A Morgan Stanley report predicts Amazon Web Services will reach $24 billion in annual revenue within the next decade, and will be the defacto IT shop for... everybody.
In a post at Barron's, Tiernan Ray shares some details of the report, which predicts that between 3% and 17% of traditional IT spending could be going to AWS by then. In total, the report's authors see the enterprise cloud space as a $152-billion market by then.
The Morgan Stanley reports make the following predictions:
On-premises server growth will slow because of the cloud. (Inevitable, yes. But cloud providers themselves still need to buy servers. Morgan Stanley predicts 20% growth in servers for this sector.)
Private clouds will also eventually be migrated to AWS, creating "headwinds" for the virtualization market.
Storm clouds on the horizon for IT outsourcing as the cloud model gains traction. (Outsourcers are recognizing this, and getting into the cloud game themselves.

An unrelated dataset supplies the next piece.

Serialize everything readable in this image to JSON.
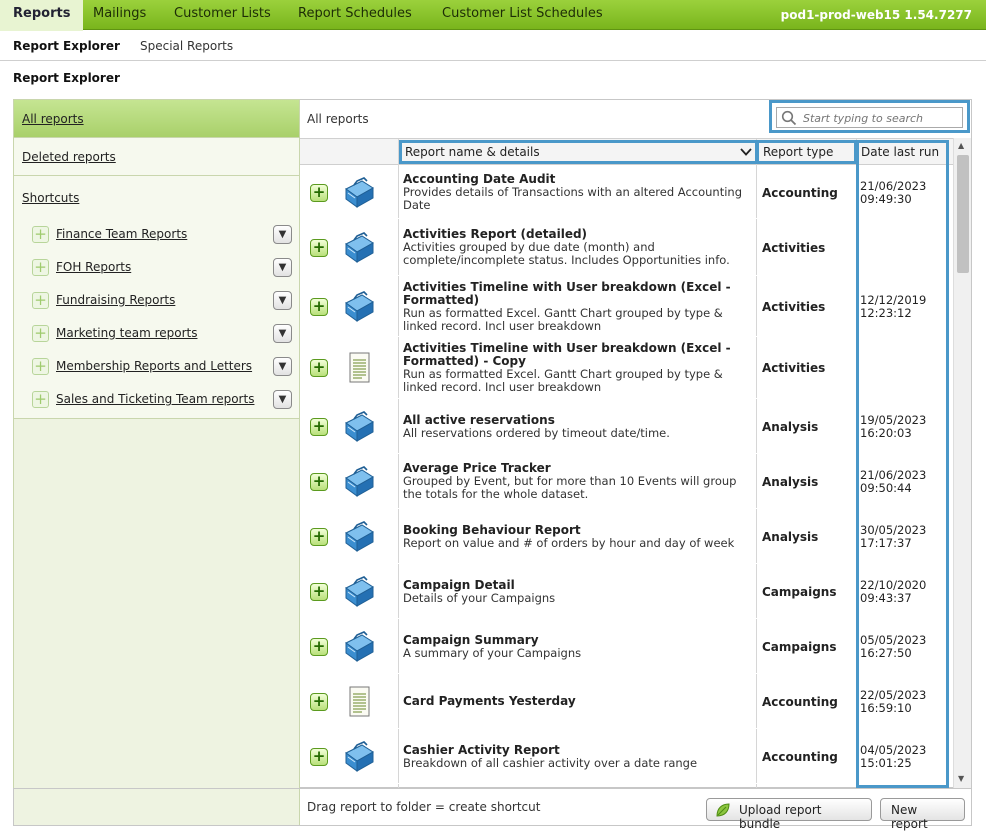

IT outsourcing may actually grow, but will grow as smaller cloud service engagements, versus big data center management deals.)
The AWS model is extremely compelling. I'm aware of a company that was able to launch its business with a monthly IT bill of $80, covering a range of processing and storage services. That's huge.
But anyone that's been following the IT space long enough is familiar with the never-ending string of predictions of one company or one technology type taking over the world.
IBM ruled the IT world in the 1960s and 70s, selling mainframes into most of the digitized world at that time. It was accused of being a monopoly.
Then the paradigm shifted away from back-end computers and terminals and toward PCs back in the 1980s and 90s, many vendors rode the wave, but a single company, Microsoft, ruled the PC realm -- to the point where it was being accused if being a monopoly. But the ground keeps constantly shifting beneath the technology world, and whatever "monopoly" Microsoft had during this run has been draining away into the cloud and mobile space. In recent years, Apple eclipsed Microsoft, with hegemony over the mobile space. But that is being encroached upon by Android-enabled players (Microsoft itself isn't going down without a fight here, either.)
And IBM remains a giant in the game, with a lot of cloud centers, programs and capabilities it is extending to its huge enterprise base.
And, oh, by the way, there's also Google, which also has its eye on the enterprise cloud space, and is even willing to provide lots of services at no cost.
The bottom line is no one is going to get into a $152-billion market space without the fiercest competition imaginable. There are a lot of choices, and that's good news for customers. Ten years is a long time off, and something we haven't even thought of yet may emerge at that point. Besides, if someone does monopolize the space in a big, overbearing way, well, government regulators on both sides of the Atlantic are likely make being the sole cloud provider to most of the world's businesses may be more trouble than it's worth.